This is a first blog post in a series of posts about key skills that crisis managers need to have in order to successfully manage crisis.
Two years ago to the date, the prime minister of Iceland made a television address to the country, telling everyone that Iceland was about to go through a very difficult financial crisis that would have severe consequences. He ended the address with “God Bless Iceland”, a sentence that set the stage for people’s mood for the coming weeks.
The whole nation was in shock, but very few understood how serious the situation really was. Not only were all of the banks in Iceland doomed to end in bankruptcy, but the central bank had also run out of all foreign currency and it’s gold deposits were kept in England which was putting Icelandic banks on the terrorist watch list in order to freeze their accounts.
If it hadn’t been for personal contacts with JP Morgan bank, through which currency trades could be made, the country would have been closed to all foreign currency transactions and basically not be able to import food, fuel and medicine to name a few.
For the country which had experienced the highest standard of living in the world, this was a terrible setback. That high standard of living had been made possible through loans that people could not afford to pay back. Everyone was living in the dream-state that there would always be a solution to pay things when the loans were due. This was true both in the business world as well as for families.
With the initial television address people’s expectations had been reset. In many ways it was a cold gush of water thrown in their face. The next few weeks everyone watched as each bank tumbled and the currency was halved in value. Politicians were helpless and didn’t know what to say to people other than “there is a crisis”.
People became restless and demanded change. They took to the streets and protested. And after a while the politicians listened and we had elections. Those parties that were in power lost seats while those that were in opposition got more seats than they had before – why did they get those seats – because people expected that they would run things differently.
But now two years later, how did it all go? The banks were resurrected with help from the government and although many companies have gone bankrupt, then many of the large companies have been taken over by the banks. Those companies are kept alive while they are be “restructured”.
Many people have lost their homes, but a much higher number has been kept on “life-support” by lowering their monthly payments while extending their debt way beyond the original loan periods. This holds true for both car loans and mortgages.
But where the government really failed was in expectation setting. By dragging their feet to face the consequences of the bad loans and the beyond capacity lifestyle they have gotten people to believe that they would get through this without loosing their houses or cars. They made people believe that they would need to cut down their spending on luxury items for a few years, but after that everything would be fine.

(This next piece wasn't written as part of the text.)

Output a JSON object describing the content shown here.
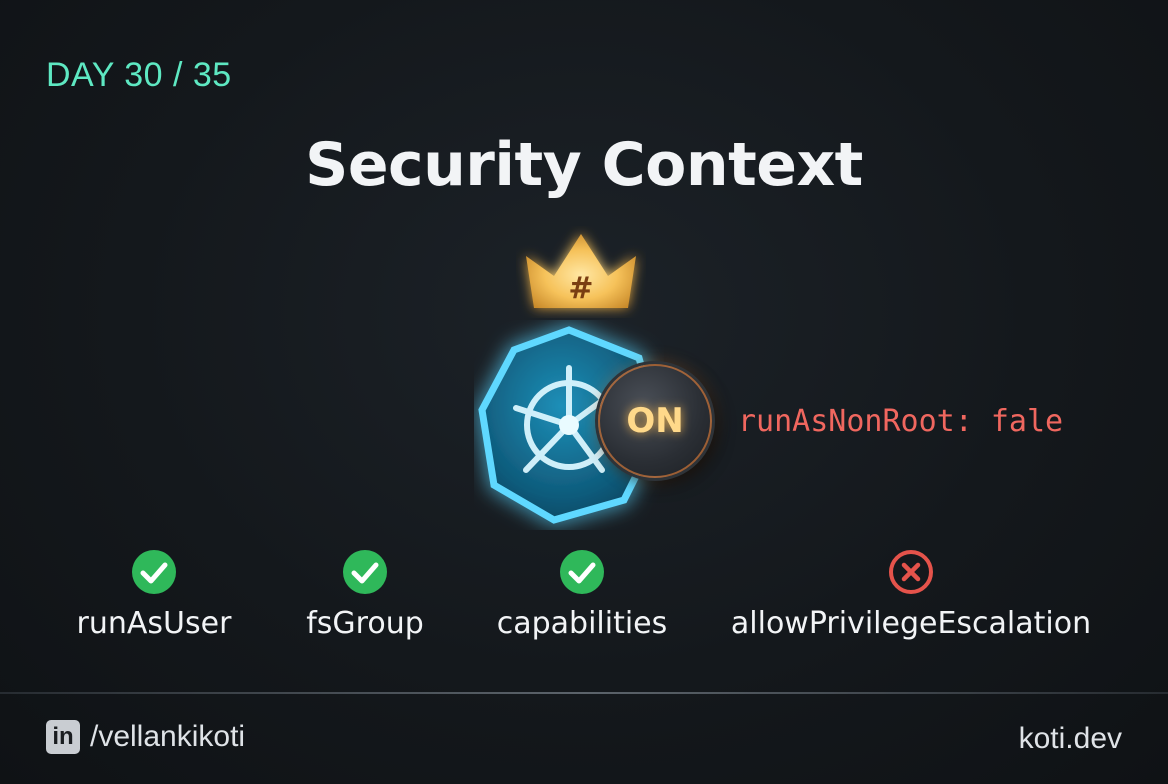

At the same time the legal system, after almost a 18 month process, ordered that large portion of car loans in Iceland were actually illegal. They had been tied to foreign currency rates, but that practice was illegal by law. After judging the loans were illegal people were left in a vacuum all summer long while the decision what interest rate to use to recalculate the loans went again through the legal system. During this whole period people were given the hope that actually they might not owe very much in their expensive cars that they couldn’t afford in the first place to buy and maybe they might be able to keep them.

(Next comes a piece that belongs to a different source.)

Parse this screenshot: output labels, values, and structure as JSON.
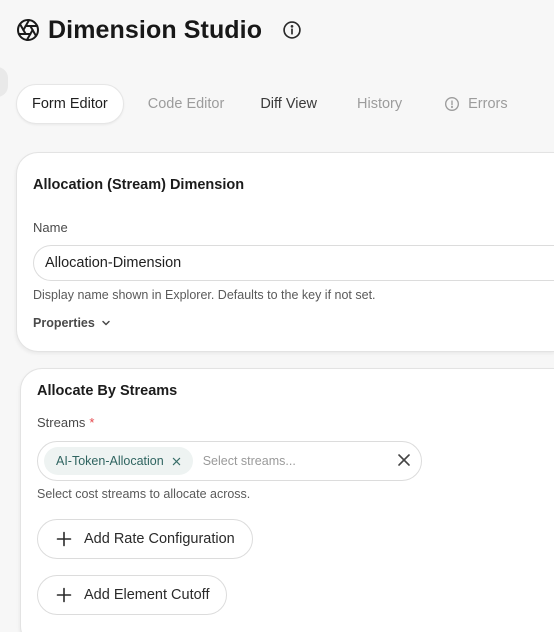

In the meantime the government has not done much to address the needs of those who are going to loose their housing. Their message has always been that they will “help the families”, but always pushed any action towards the banks. And if asked what was being done they always said the banks were offering many options. The truth of the matter was that the banks were actually only assisting a very small portion.

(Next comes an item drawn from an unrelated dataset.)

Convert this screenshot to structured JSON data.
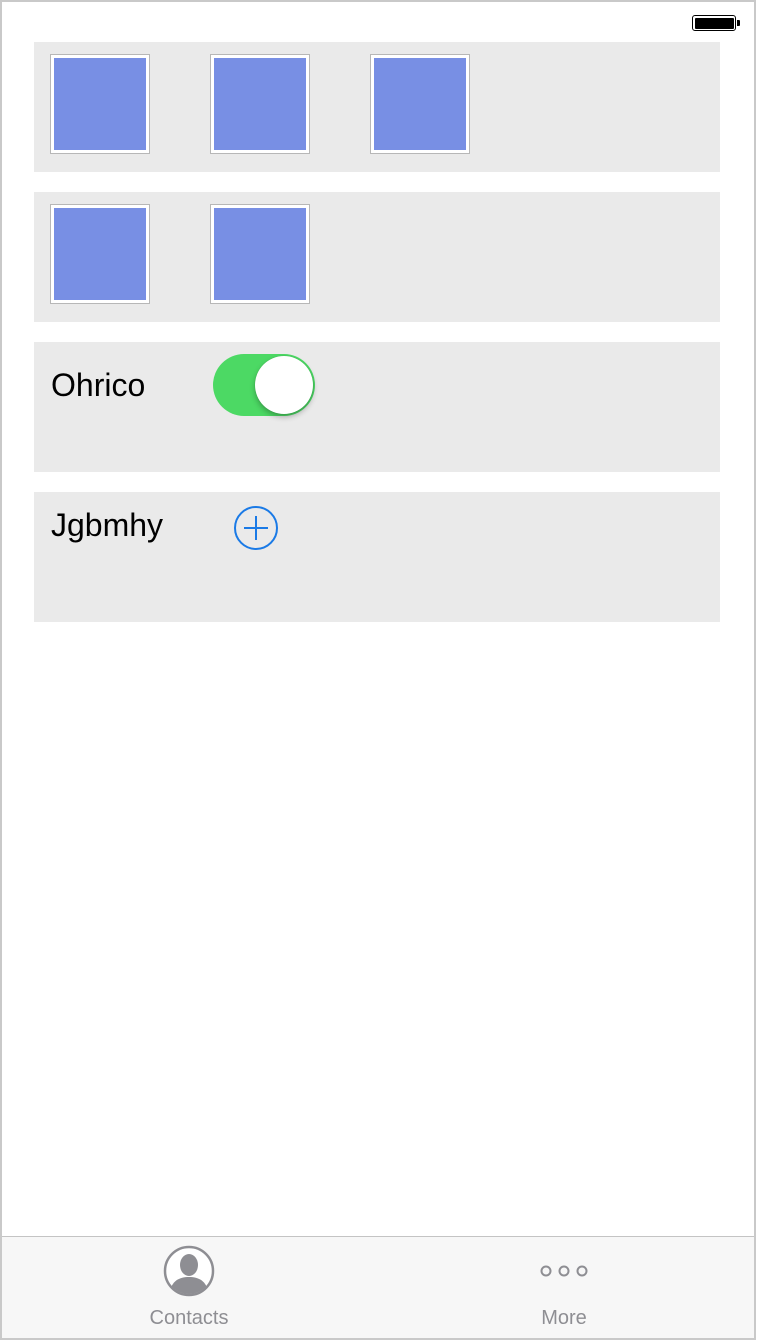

So what can we learn from all of this?
The main lesson is that when your ability to deal with the situation is limited then you have to set expectations low. You have to brace people for the inevitable and help them get through those times in as good way as possible. Yet you have to make them understand that they will not have the same kind of life as before.
If you however set their expectations too high and tell them that everything will be alright then you are bound to fail. A golden rule is to set expectations low and then deliver more. That way you keep people satisfied with what you are doing – because even if we wanted to then we can’t perform miracles.
But this is something politicians have a hard time doing, because it is seldom good for votes to tell the truth and explain to people what has really happened and what they are really going to face. Instead it is much better to make promises that underneath you don’t know if you can keep, but at least you have 4 years to try and people are good at forgetting what you said 4 years earlier.
This is something that many crisis managers however understand and after a disaster strike they very often warn people that things might get worse than they actually will get. “We might get strong aftershocks”, “The flooding might get worse before it gets better” are sentences you will hear from crisis managers while “we hope the worst is over” and “we will get you back home as soon as possible” are sentences the politicians will be saying.
So if you are ever faced with making public statements during or following a crisis, make sure you set expectations low. If things get better than you expect then you can always claim that it was due to the good work of your people. If however you set expectations high your job is on the line – just like the current government in Iceland is feeling the heat (literally as protesters light fires outside the parliament).
Published October 6th 2010 at DisasterExpert